- _Record excerpts_:
..........
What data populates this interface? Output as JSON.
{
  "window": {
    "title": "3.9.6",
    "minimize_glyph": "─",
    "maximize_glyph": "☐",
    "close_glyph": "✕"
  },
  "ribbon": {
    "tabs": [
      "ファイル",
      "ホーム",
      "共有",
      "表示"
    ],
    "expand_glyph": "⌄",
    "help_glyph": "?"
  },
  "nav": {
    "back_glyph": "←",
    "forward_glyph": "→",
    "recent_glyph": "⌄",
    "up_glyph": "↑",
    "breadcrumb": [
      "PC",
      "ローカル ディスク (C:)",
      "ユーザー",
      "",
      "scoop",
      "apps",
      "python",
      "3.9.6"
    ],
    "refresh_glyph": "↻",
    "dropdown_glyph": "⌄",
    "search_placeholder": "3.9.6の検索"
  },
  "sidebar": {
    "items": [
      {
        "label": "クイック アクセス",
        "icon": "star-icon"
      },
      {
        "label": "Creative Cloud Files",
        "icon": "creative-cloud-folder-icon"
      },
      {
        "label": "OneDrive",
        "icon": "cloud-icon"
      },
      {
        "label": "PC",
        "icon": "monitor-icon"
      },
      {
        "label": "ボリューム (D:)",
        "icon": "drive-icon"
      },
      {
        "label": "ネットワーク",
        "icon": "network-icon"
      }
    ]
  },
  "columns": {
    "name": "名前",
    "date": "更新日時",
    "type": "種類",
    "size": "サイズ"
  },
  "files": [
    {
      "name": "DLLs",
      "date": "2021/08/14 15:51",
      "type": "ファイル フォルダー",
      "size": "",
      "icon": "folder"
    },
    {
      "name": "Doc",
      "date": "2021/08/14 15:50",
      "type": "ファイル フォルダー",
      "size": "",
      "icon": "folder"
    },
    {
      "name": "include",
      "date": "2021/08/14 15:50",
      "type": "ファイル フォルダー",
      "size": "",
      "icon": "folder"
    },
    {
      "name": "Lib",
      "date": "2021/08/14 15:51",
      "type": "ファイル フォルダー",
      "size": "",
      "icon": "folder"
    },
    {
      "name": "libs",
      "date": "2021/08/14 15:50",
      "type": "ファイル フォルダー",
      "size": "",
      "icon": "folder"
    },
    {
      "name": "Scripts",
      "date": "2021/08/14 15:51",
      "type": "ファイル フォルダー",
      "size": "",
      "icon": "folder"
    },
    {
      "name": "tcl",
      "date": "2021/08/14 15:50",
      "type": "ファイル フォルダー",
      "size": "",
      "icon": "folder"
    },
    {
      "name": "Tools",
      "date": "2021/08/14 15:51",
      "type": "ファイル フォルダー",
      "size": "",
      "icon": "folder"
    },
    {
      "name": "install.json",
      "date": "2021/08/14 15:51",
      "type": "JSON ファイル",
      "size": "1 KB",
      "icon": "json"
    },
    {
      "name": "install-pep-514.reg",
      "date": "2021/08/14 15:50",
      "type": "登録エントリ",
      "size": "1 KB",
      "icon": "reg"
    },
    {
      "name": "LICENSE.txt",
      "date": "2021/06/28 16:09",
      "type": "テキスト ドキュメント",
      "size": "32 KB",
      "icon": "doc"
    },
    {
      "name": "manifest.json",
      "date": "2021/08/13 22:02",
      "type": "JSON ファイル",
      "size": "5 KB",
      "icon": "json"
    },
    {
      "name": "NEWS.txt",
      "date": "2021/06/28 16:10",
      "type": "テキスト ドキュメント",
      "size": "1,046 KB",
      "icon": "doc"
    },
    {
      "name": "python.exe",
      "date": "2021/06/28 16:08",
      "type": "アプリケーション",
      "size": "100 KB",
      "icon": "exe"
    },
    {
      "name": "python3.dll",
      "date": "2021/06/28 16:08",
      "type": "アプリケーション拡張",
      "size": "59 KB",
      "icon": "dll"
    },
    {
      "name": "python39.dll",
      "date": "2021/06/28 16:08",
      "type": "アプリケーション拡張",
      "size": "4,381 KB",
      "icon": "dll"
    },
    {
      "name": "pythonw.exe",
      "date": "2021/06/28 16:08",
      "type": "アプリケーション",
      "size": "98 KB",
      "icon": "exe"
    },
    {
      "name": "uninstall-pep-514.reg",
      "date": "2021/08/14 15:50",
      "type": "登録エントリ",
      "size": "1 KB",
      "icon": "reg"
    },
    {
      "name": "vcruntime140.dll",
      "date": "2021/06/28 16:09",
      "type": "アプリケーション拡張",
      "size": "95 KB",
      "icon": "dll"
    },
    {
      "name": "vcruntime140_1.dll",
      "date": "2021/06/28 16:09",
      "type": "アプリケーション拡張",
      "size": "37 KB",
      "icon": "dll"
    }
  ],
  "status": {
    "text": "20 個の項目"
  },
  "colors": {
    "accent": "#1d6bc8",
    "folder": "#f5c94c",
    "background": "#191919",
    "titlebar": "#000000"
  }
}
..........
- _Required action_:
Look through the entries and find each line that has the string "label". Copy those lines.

- _Expected output_:
        "label": "クイック アクセス",
        "label": "Creative Cloud Files",
        "label": "OneDrive",
        "label": "PC",
        "label": "ボリューム (D:)",
        "label": "ネットワーク",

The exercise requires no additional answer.